To celebrate the confirmation of the first public nominations to Buckinghamshire’s Local List, Farnham Maltings, in partnership with Buckinghamshire Council’s Heritage and Archaeology Team, commissioned two artists, Keziah Furini and Henry Rice, to respond to two public nominations with new pieces of art that celebrate place and history.
Buckinghamshire has a large number of locally important heritage assets which are valued by local people and contribute to the local character and identity of the county. These heritage assets, which may be buildings, archaeological remains, parks, gardens or public works of art, sometimes have little or no protection, and over time can be lost. By adding these heritage assets to a Local Heritage List their local importance is recognised and taken into account in the planning process.
Keziah was chosen to respond to the mound at Maids Moreton, nominated by the Maids Moreton Conservation Group. She has created an illustrated timeline of the site's history, including key dates and stories, which showcases the original purpose of the site, how it has related to local people at different points in history and the importance of the site today.
“For this commission my creative process has been centred around working with the site’s local community. I’ve been gathering information, images and stories from the local conservation group in Maids Moreton. This included a visit to the site and viewing the objects that were discovered there during the archaeological digs. Once I’d collected the stories and images I then mapped out the shape of the timeline and what images and historical facts I’d include. When all the drawings are complete I arrange the timeline and check that the stories will visually integrate with each other. It’s important to me to show the history of the site accurately but also keep it engaging for the viewer.”
Henry was selected to create a piece inspired by the disused Thornton Canal Bridge, nominated by the Buckingham Canal Society, using a technique called Mapping; taking pictures of the same place across a 24 hour period which are then layered and fused to create a single image that represent the mood and transience of the location.
With a connection to Buckinghamshire, his father moved to Tingewick after his parents’ divorce, Henry literally retraced old routes and explored his memories on a journey to visit the site in early November 2022.

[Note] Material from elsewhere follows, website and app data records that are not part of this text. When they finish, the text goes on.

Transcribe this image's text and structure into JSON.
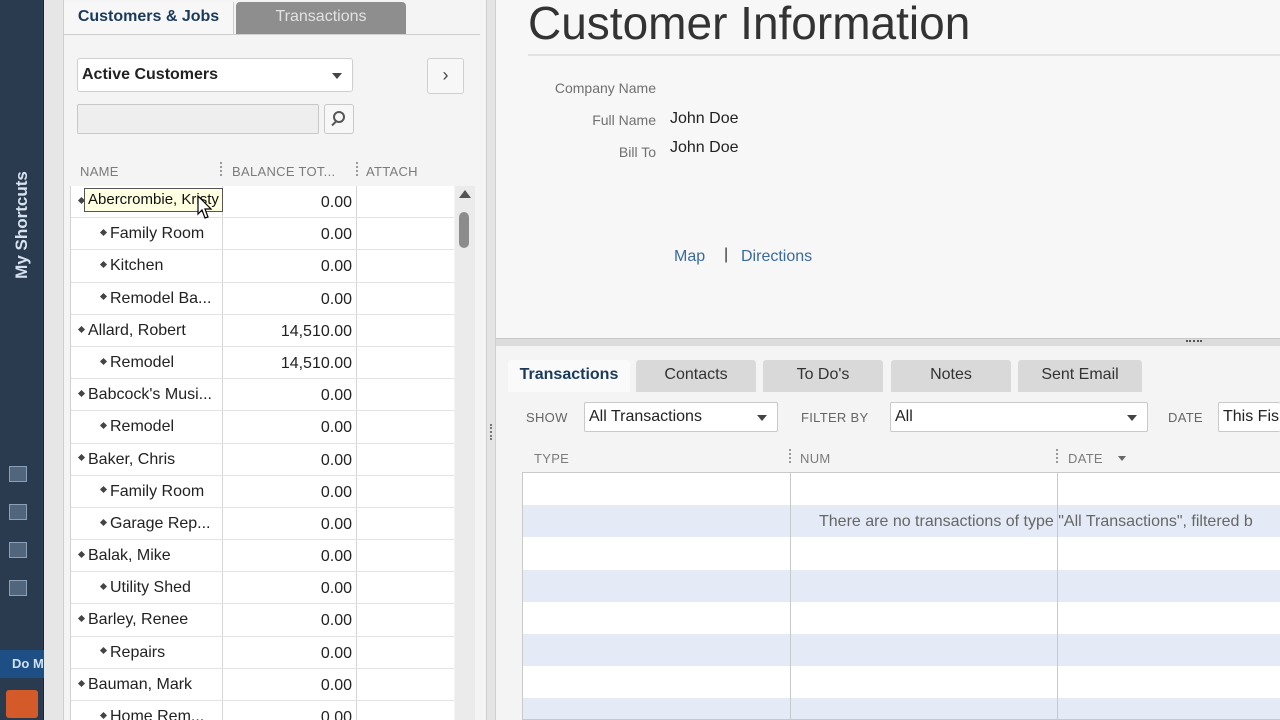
{
  "shortcuts": {
    "title": "My Shortcuts",
    "do_more": "Do M"
  },
  "left": {
    "tabs": [
      "Customers & Jobs",
      "Transactions"
    ],
    "view_select": "Active Customers",
    "columns": [
      "NAME",
      "BALANCE TOT...",
      "ATTACH"
    ],
    "tooltip": "Abercrombie, Kristy",
    "rows": [
      {
        "name": "",
        "balance": "0.00",
        "level": 0
      },
      {
        "name": "Family Room",
        "balance": "0.00",
        "level": 1
      },
      {
        "name": "Kitchen",
        "balance": "0.00",
        "level": 1
      },
      {
        "name": "Remodel Ba...",
        "balance": "0.00",
        "level": 1
      },
      {
        "name": "Allard, Robert",
        "balance": "14,510.00",
        "level": 0
      },
      {
        "name": "Remodel",
        "balance": "14,510.00",
        "level": 1
      },
      {
        "name": "Babcock's Musi...",
        "balance": "0.00",
        "level": 0
      },
      {
        "name": "Remodel",
        "balance": "0.00",
        "level": 1
      },
      {
        "name": "Baker, Chris",
        "balance": "0.00",
        "level": 0
      },
      {
        "name": "Family Room",
        "balance": "0.00",
        "level": 1
      },
      {
        "name": "Garage Rep...",
        "balance": "0.00",
        "level": 1
      },
      {
        "name": "Balak, Mike",
        "balance": "0.00",
        "level": 0
      },
      {
        "name": "Utility Shed",
        "balance": "0.00",
        "level": 1
      },
      {
        "name": "Barley, Renee",
        "balance": "0.00",
        "level": 0
      },
      {
        "name": "Repairs",
        "balance": "0.00",
        "level": 1
      },
      {
        "name": "Bauman, Mark",
        "balance": "0.00",
        "level": 0
      },
      {
        "name": "Home Rem...",
        "balance": "0.00",
        "level": 1
      }
    ]
  },
  "info": {
    "title": "Customer Information",
    "company_label": "Company Name",
    "company_value": "",
    "fullname_label": "Full Name",
    "fullname_value": "John  Doe",
    "billto_label": "Bill To",
    "billto_value": "John Doe",
    "map_link": "Map",
    "separator": "|",
    "directions_link": "Directions"
  },
  "transactions": {
    "tabs": [
      "Transactions",
      "Contacts",
      "To Do's",
      "Notes",
      "Sent Email"
    ],
    "show_label": "SHOW",
    "show_value": "All Transactions",
    "filter_label": "FILTER BY",
    "filter_value": "All",
    "date_label": "DATE",
    "date_value": "This Fis",
    "columns": [
      "TYPE",
      "NUM",
      "DATE"
    ],
    "empty_message": "There are no transactions of type \"All Transactions\", filtered b"
  }
}
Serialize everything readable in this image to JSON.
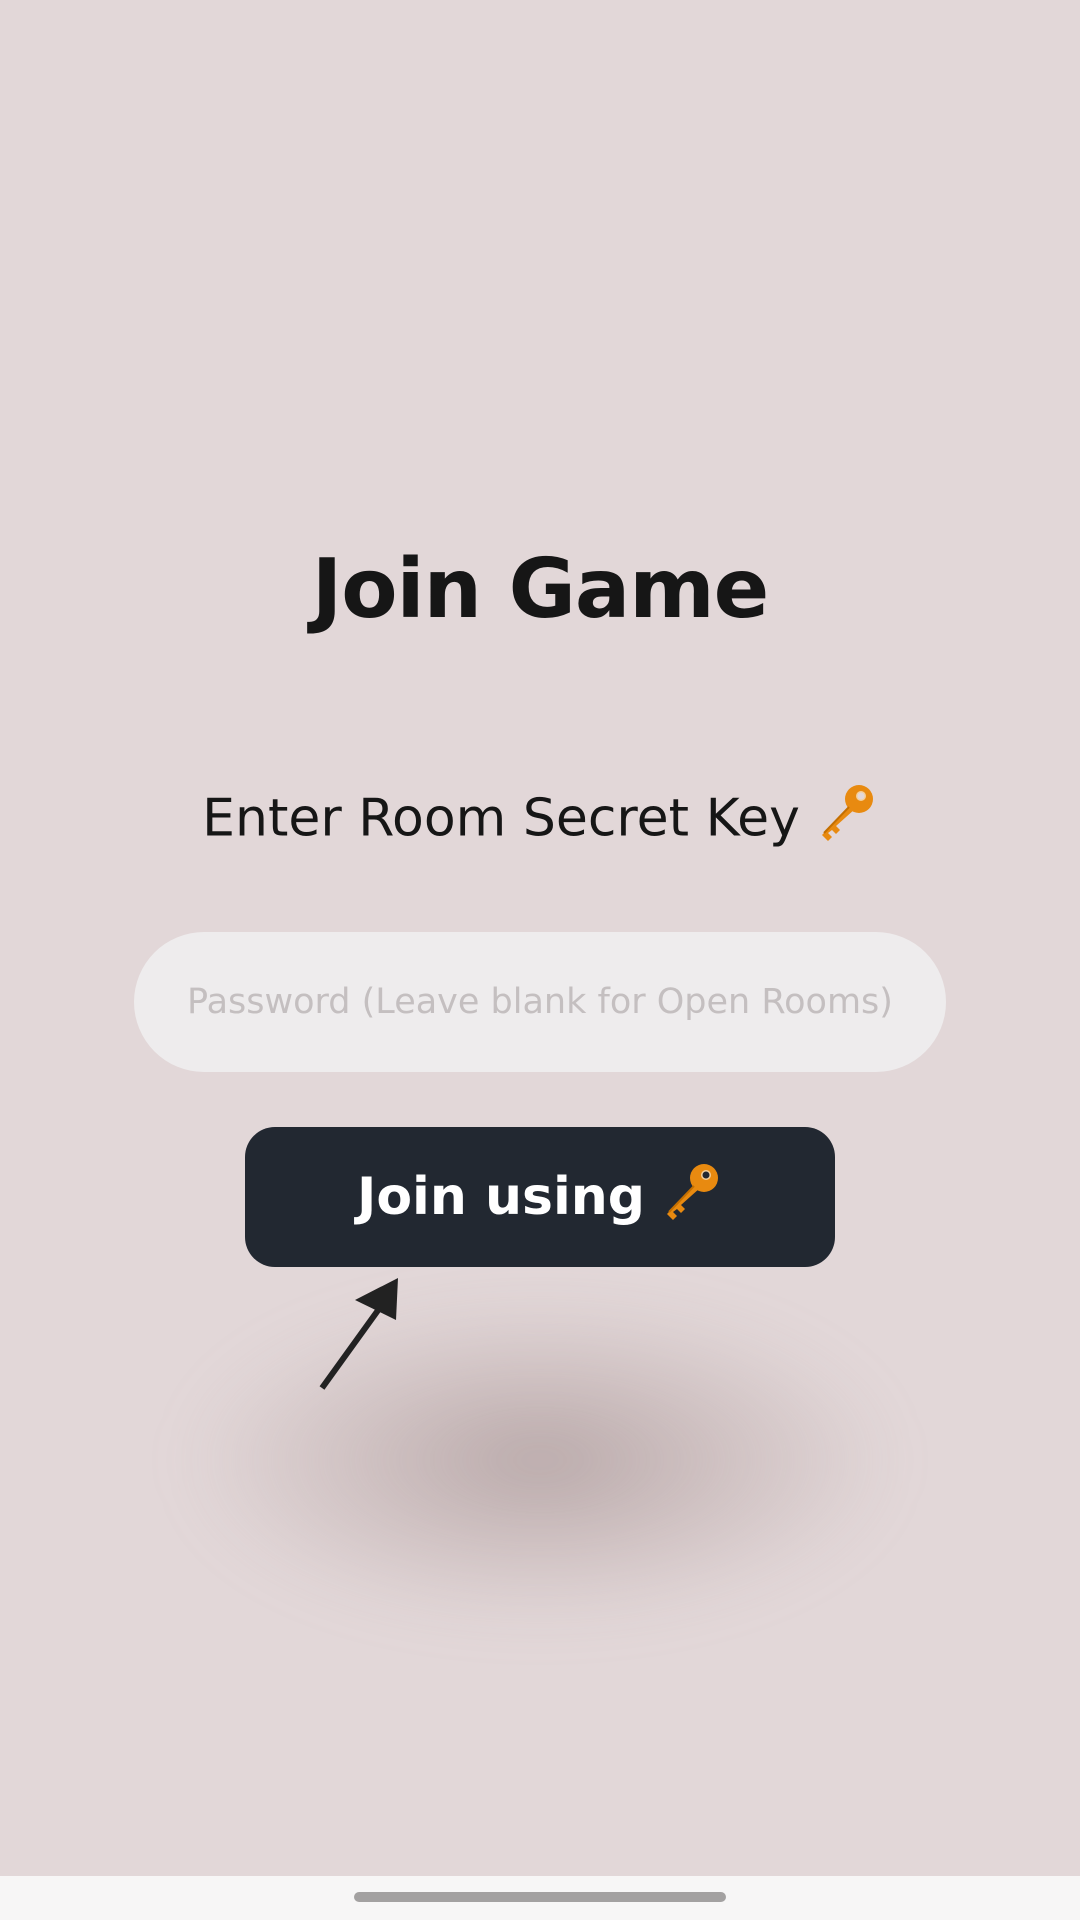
{
  "page": {
    "title": "Join Game",
    "subtitle": "Enter Room Secret Key"
  },
  "password": {
    "placeholder": "Password (Leave blank for Open Rooms)",
    "value": ""
  },
  "join_button": {
    "label": "Join using"
  },
  "icons": {
    "key": "key-icon",
    "arrow": "pointer-arrow-icon"
  },
  "colors": {
    "background": "#e2d7d8",
    "button": "#222831",
    "key": "#e88a10",
    "field": "#eeeced"
  }
}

“After multiple trips to the bridge across the day, I chatted with Terry (Cavender, Executive Officer of the Buckingham Canal Society). I was conscious not to lose the vibe of the place, trying to get the balance of the nature that has reclaimed the site, the nostalgic dream of the canal and how it affected and created the landscape as it is now.”
These pieces of artwork will be used to celebrate the public interest in the project and the importance of Buckinghamshire’s heritage assets to the local communities who nominated them.
This project has been made possible through a grant from the Rothschild Foundation.